---- Data section

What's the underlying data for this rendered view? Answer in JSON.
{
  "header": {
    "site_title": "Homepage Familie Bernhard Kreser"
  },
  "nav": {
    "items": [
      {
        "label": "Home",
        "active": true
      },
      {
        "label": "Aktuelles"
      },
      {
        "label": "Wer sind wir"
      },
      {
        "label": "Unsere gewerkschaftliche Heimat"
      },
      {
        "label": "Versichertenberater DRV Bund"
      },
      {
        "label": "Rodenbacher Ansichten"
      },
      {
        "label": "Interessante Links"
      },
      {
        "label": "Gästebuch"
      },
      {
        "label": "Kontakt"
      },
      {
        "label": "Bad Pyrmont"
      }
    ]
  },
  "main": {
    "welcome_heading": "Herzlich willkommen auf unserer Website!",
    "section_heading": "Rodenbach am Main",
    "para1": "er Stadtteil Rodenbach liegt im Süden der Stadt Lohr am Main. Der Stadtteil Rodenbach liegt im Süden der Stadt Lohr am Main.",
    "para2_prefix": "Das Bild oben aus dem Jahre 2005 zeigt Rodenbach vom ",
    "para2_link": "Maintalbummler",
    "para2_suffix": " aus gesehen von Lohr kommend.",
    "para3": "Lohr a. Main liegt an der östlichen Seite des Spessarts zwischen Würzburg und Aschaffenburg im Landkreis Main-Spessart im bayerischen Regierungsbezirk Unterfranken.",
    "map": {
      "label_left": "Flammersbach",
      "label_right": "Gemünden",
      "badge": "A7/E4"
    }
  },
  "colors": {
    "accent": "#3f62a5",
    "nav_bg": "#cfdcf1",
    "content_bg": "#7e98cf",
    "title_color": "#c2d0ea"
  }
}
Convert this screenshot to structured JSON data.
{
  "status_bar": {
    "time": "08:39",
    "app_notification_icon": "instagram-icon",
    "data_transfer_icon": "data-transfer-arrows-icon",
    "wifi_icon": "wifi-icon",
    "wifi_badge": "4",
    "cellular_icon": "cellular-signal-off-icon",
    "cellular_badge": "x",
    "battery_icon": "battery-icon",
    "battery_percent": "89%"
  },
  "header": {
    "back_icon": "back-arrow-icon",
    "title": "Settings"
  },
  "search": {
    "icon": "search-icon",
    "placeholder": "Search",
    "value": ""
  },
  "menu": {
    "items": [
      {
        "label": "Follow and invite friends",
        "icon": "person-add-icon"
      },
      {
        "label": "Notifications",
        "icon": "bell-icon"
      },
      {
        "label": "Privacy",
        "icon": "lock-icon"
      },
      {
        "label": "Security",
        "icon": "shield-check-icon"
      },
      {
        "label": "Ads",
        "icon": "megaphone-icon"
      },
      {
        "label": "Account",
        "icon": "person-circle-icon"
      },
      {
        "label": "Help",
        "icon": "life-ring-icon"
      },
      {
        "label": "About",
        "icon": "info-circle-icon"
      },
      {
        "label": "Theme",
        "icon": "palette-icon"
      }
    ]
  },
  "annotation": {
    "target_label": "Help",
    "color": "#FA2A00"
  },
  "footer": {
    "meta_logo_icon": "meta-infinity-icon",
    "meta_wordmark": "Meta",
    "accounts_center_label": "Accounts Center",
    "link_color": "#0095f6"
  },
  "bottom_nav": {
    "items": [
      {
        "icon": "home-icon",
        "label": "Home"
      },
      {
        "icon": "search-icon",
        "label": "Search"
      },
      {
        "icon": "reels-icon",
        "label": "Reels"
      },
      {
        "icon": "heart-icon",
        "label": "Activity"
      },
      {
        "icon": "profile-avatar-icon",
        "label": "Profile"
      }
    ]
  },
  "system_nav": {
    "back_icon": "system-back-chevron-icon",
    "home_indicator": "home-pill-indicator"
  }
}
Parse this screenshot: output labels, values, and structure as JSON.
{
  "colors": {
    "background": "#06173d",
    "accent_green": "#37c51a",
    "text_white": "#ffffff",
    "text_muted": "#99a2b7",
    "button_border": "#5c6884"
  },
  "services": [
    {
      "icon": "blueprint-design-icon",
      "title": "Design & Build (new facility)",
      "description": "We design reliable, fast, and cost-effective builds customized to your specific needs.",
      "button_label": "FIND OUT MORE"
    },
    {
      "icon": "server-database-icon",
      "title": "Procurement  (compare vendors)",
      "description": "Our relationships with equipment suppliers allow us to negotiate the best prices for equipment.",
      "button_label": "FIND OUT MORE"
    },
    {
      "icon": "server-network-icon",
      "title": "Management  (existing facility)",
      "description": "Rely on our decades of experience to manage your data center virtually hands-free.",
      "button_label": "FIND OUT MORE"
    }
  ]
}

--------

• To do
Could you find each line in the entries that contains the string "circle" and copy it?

• Answer section
        "icon": "person-circle-icon"
        "icon": "info-circle-icon"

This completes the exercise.